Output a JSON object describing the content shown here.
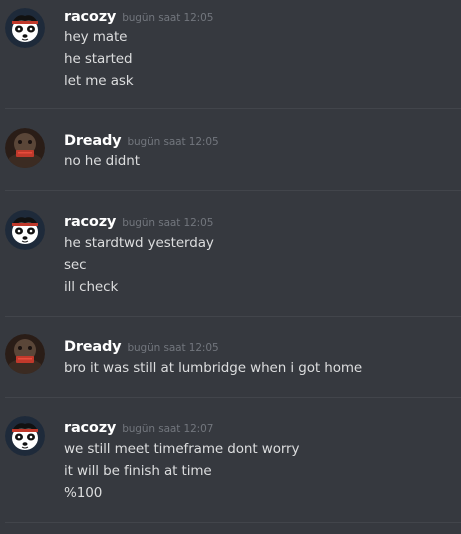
{
  "colors": {
    "background": "#36393f",
    "username": "#ffffff",
    "timestamp": "#72767d",
    "message_text": "#dcddde",
    "divider": "#42454b"
  },
  "messages": [
    {
      "author": "racozy",
      "avatar_icon": "panda-avatar-icon",
      "timestamp": "bugün saat 12:05",
      "lines": [
        "hey mate",
        "he started",
        "let me ask"
      ]
    },
    {
      "author": "Dready",
      "avatar_icon": "dready-avatar-icon",
      "timestamp": "bugün saat 12:05",
      "lines": [
        "no he didnt"
      ]
    },
    {
      "author": "racozy",
      "avatar_icon": "panda-avatar-icon",
      "timestamp": "bugün saat 12:05",
      "lines": [
        "he stardtwd yesterday",
        "sec",
        "ill check"
      ]
    },
    {
      "author": "Dready",
      "avatar_icon": "dready-avatar-icon",
      "timestamp": "bugün saat 12:05",
      "lines": [
        "bro it was still at lumbridge when i got home"
      ]
    },
    {
      "author": "racozy",
      "avatar_icon": "panda-avatar-icon",
      "timestamp": "bugün saat 12:07",
      "lines": [
        "we still meet timeframe dont worry",
        "it will be finish at time",
        "%100"
      ]
    }
  ]
}
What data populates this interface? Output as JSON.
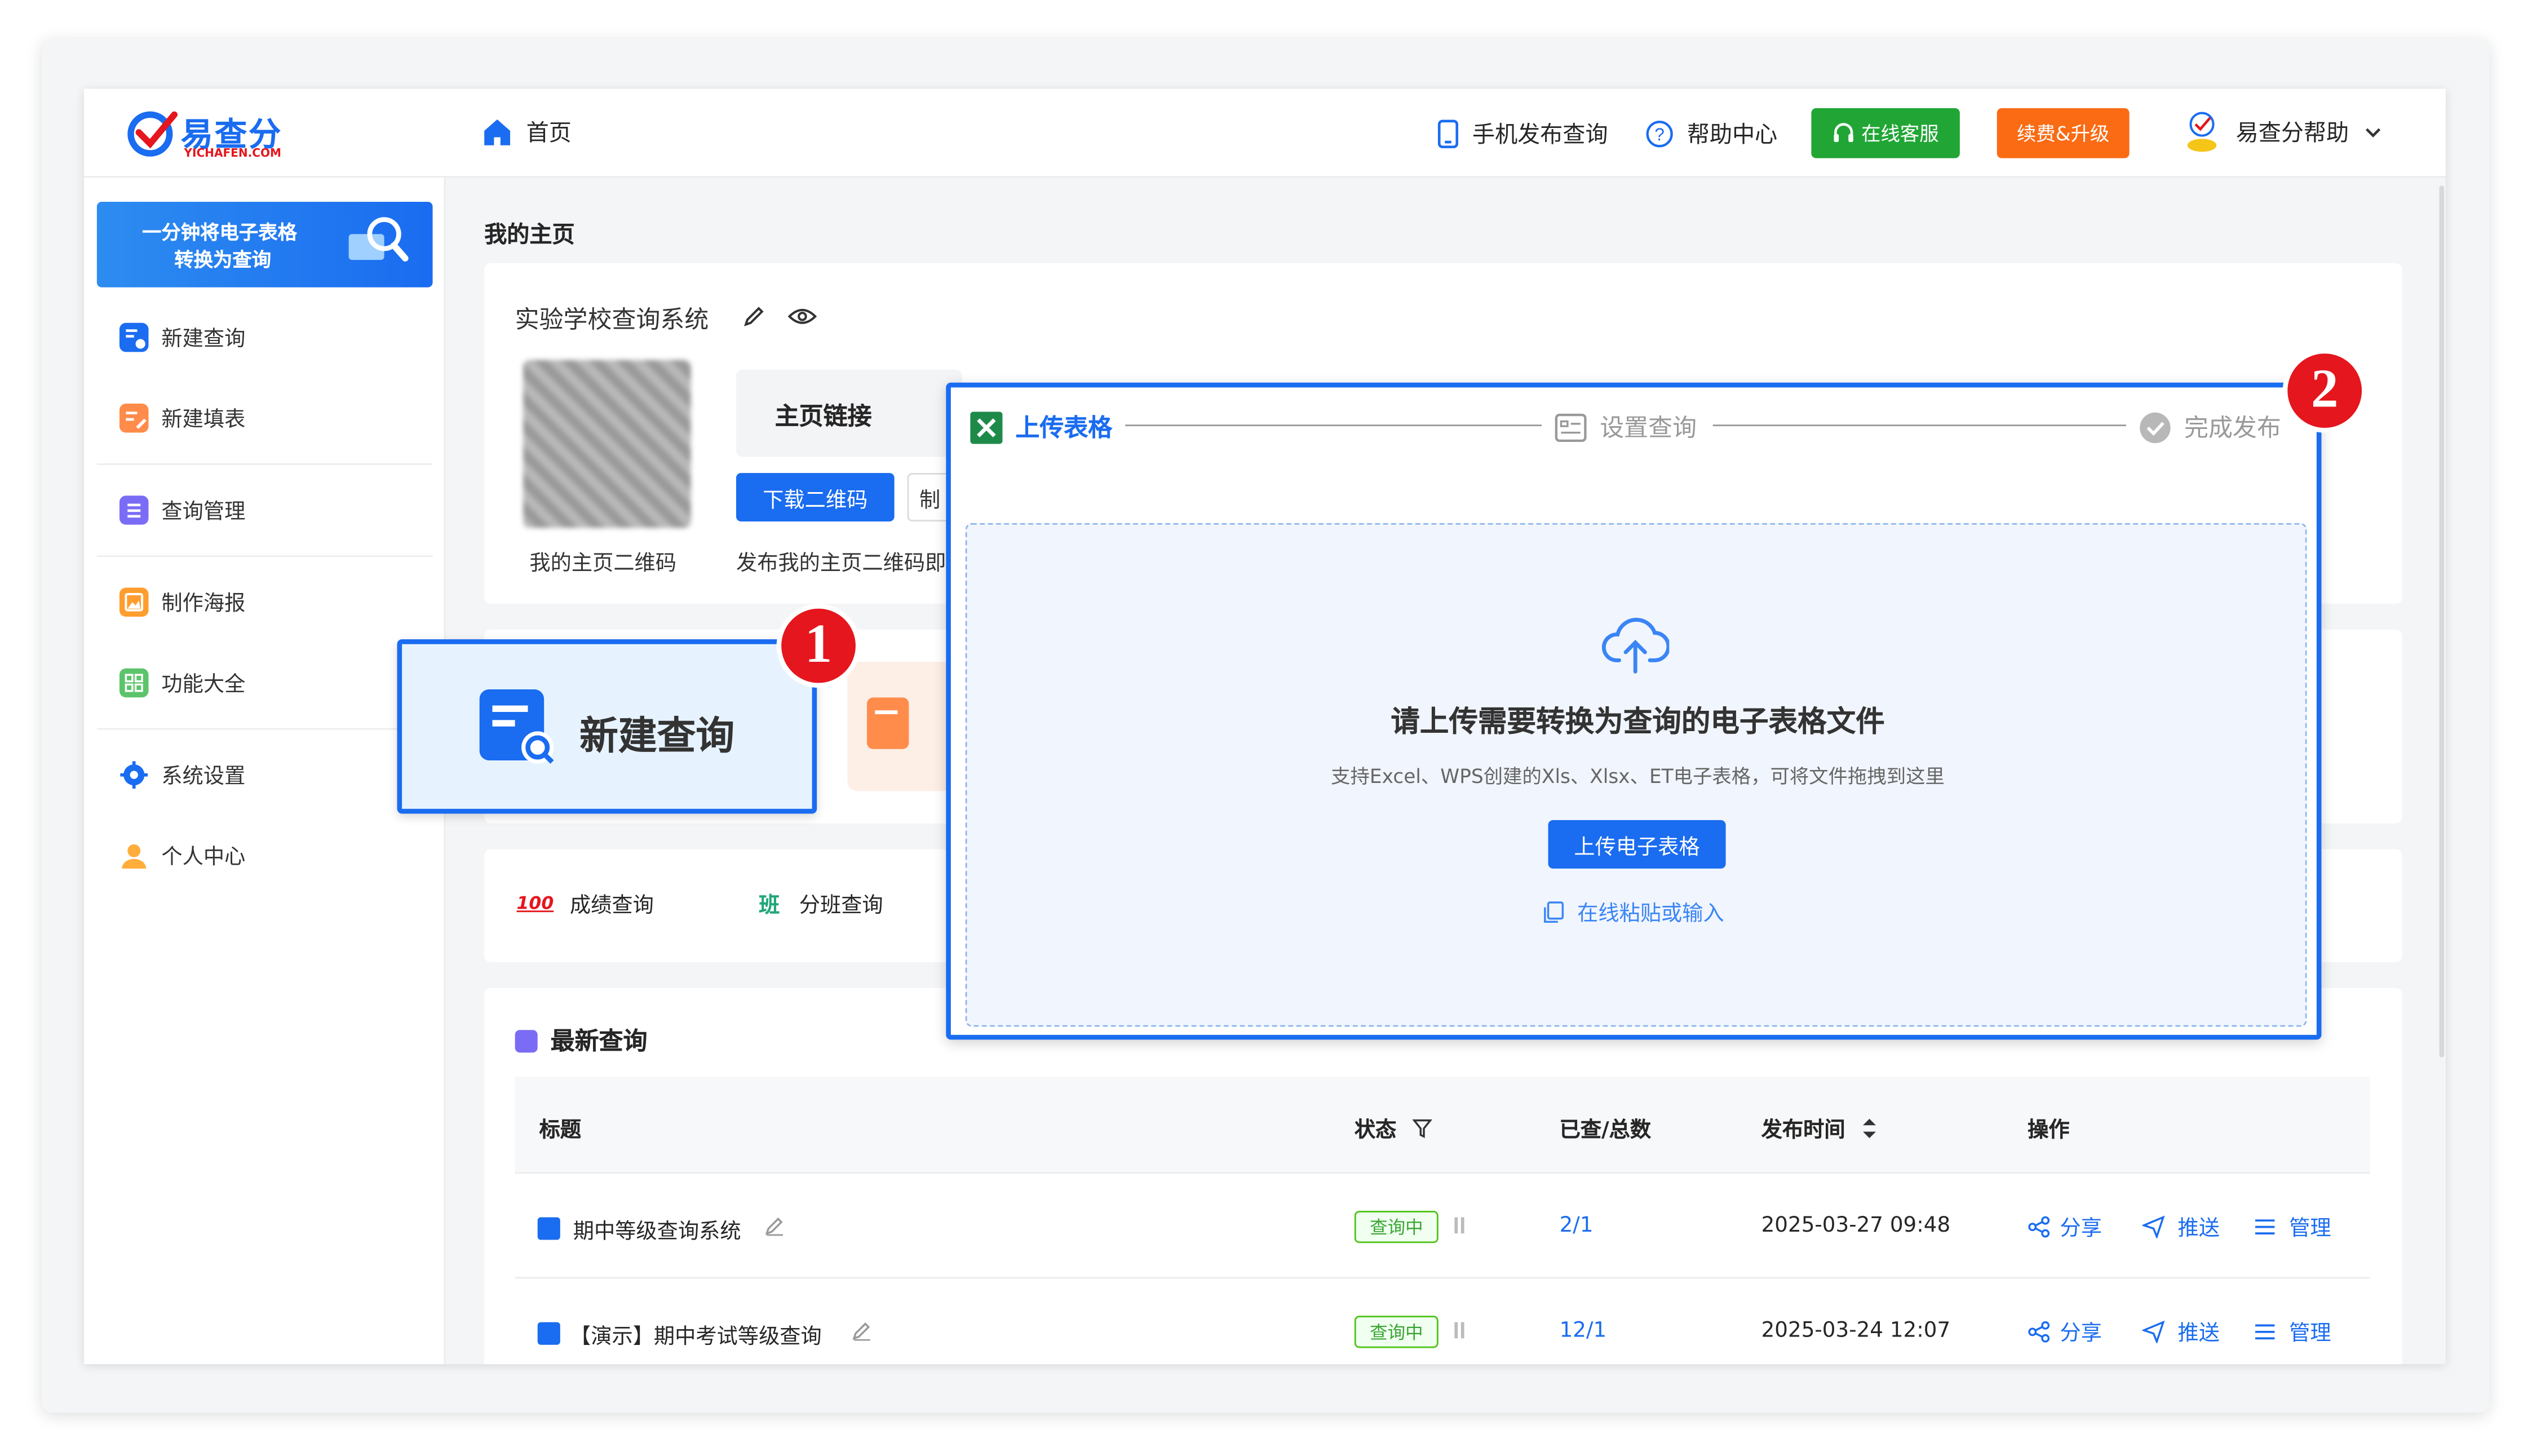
{
  "logo": {
    "name": "易查分",
    "sub": "YICHAFEN.COM"
  },
  "header": {
    "home": "首页",
    "mobile_publish": "手机发布查询",
    "help_center": "帮助中心",
    "online_service": "在线客服",
    "renew_upgrade": "续费&升级",
    "user_name": "易查分帮助",
    "colors": {
      "green": "#21a635",
      "orange": "#fa6b14",
      "blue": "#1a6cf0"
    }
  },
  "sidebar": {
    "banner": [
      "一分钟将电子表格",
      "转换为查询"
    ],
    "items": [
      {
        "label": "新建查询",
        "icon": "new-query-icon"
      },
      {
        "label": "新建填表",
        "icon": "new-form-icon"
      },
      {
        "label": "查询管理",
        "icon": "query-manage-icon"
      },
      {
        "label": "制作海报",
        "icon": "poster-icon"
      },
      {
        "label": "功能大全",
        "icon": "grid-icon"
      },
      {
        "label": "系统设置",
        "icon": "gear-icon"
      },
      {
        "label": "个人中心",
        "icon": "user-icon"
      }
    ]
  },
  "main": {
    "page_title": "我的主页",
    "system_name": "实验学校查询系统",
    "qr_caption": "我的主页二维码",
    "homepage_link_label": "主页链接",
    "download_qr": "下载二维码",
    "partial_button": "制",
    "publish_text": "发布我的主页二维码即",
    "callout_label": "新建查询",
    "shortcuts": [
      {
        "icon_text": "100",
        "label": "成绩查询"
      },
      {
        "icon_text": "班",
        "label": "分班查询"
      }
    ],
    "latest_title": "最新查询",
    "table": {
      "headers": [
        "标题",
        "状态",
        "已查/总数",
        "发布时间",
        "操作"
      ],
      "rows": [
        {
          "title": "期中等级查询系统",
          "status": "查询中",
          "count": "2/1",
          "time": "2025-03-27 09:48"
        },
        {
          "title": "【演示】期中考试等级查询",
          "status": "查询中",
          "count": "12/1",
          "time": "2025-03-24 12:07"
        }
      ],
      "actions": [
        "分享",
        "推送",
        "管理"
      ]
    }
  },
  "upload": {
    "steps": [
      "上传表格",
      "设置查询",
      "完成发布"
    ],
    "title": "请上传需要转换为查询的电子表格文件",
    "hint": "支持Excel、WPS创建的Xls、Xlsx、ET电子表格，可将文件拖拽到这里",
    "button": "上传电子表格",
    "paste": "在线粘贴或输入"
  },
  "markers": [
    "1",
    "2"
  ]
}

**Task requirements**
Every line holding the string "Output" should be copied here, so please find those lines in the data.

**Answer to the exercise**
Output a JSON object describing the content shown here.
What data populates this interface? Output as JSON.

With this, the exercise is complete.